[Web page and app entries]
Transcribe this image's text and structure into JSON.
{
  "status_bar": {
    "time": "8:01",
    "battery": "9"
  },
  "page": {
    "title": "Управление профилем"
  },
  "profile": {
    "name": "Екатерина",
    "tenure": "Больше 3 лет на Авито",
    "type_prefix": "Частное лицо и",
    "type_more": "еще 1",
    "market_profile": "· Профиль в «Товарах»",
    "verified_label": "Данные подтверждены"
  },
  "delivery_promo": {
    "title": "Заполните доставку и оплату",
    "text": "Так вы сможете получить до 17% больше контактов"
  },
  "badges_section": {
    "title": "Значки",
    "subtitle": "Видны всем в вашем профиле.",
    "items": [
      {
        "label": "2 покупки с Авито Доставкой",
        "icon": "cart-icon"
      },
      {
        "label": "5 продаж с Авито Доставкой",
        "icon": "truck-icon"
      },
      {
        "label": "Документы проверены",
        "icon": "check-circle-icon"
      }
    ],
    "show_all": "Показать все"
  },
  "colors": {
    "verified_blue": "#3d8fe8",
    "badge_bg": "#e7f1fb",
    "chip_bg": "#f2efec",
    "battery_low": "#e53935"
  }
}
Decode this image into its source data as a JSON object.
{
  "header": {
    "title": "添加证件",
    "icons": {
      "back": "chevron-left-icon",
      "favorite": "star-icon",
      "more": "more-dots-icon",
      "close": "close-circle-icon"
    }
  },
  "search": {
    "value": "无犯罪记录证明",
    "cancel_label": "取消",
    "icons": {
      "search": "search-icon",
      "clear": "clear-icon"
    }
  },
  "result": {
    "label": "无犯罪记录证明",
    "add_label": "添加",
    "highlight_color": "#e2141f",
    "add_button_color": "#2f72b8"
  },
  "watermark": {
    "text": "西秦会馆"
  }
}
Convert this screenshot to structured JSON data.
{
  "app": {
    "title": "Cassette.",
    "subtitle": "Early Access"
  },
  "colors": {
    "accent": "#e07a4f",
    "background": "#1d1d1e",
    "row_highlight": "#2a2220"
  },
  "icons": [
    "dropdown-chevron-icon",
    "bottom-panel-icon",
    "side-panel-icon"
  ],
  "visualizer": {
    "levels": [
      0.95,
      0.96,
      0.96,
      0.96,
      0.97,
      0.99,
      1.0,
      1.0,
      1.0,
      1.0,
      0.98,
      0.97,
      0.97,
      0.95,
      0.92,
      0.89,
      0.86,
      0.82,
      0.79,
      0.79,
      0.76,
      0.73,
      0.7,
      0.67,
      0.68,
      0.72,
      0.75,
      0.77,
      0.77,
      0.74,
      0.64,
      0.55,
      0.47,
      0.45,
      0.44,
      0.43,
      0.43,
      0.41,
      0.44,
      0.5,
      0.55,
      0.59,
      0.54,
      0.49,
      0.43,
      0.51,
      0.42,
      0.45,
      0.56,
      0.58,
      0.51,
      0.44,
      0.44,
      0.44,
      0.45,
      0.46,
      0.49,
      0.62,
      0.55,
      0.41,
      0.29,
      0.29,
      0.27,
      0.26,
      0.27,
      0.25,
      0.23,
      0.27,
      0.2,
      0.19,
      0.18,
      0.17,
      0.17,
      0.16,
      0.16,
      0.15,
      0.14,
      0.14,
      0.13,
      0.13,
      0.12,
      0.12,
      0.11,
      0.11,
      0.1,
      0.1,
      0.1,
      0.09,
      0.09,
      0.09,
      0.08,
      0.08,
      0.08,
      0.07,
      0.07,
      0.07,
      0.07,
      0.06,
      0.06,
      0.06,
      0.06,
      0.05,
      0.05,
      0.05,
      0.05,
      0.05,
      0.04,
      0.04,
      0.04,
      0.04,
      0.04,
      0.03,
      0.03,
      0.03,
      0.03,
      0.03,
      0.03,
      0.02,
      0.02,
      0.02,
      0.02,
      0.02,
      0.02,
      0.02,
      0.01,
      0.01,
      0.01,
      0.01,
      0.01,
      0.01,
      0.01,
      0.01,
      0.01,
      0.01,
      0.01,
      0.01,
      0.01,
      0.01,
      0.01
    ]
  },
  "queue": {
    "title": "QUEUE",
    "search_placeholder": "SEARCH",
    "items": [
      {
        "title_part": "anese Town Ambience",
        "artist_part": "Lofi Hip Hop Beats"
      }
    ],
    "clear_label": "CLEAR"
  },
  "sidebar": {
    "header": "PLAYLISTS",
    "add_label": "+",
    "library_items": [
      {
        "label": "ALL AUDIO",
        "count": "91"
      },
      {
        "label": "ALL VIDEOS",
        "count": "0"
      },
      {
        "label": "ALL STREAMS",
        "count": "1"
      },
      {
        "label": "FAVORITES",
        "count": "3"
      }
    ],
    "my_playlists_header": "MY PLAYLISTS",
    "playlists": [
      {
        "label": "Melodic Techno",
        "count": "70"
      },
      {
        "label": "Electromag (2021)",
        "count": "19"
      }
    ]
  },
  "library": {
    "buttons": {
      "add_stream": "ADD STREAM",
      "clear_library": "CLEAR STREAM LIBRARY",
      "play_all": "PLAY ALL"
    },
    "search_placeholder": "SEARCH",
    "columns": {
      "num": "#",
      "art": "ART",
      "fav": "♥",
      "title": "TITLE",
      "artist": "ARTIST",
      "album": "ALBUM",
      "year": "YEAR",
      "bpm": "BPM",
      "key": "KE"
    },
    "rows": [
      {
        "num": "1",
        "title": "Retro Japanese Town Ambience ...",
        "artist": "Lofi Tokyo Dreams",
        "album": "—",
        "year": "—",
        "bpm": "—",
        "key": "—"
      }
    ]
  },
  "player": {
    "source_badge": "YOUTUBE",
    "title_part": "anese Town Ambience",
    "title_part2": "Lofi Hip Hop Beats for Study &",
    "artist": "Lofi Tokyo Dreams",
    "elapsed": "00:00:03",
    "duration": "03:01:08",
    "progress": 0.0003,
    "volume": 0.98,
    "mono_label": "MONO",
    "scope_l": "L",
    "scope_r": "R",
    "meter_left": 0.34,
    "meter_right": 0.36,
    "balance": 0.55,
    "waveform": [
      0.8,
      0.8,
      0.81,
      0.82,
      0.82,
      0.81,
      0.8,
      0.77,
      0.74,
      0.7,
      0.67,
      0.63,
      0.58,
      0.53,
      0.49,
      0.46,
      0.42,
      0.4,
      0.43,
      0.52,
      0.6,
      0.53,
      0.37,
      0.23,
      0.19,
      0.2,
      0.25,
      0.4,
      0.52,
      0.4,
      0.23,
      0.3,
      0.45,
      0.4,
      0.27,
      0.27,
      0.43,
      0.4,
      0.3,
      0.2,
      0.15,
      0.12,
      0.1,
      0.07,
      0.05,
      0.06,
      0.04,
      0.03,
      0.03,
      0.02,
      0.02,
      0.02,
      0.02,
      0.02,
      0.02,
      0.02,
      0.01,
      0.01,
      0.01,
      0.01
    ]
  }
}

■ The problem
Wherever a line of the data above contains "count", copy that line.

■ Response to this task
        "count": "91"
        "count": "0"
        "count": "1"
        "count": "3"
        "count": "70"
        "count": "19"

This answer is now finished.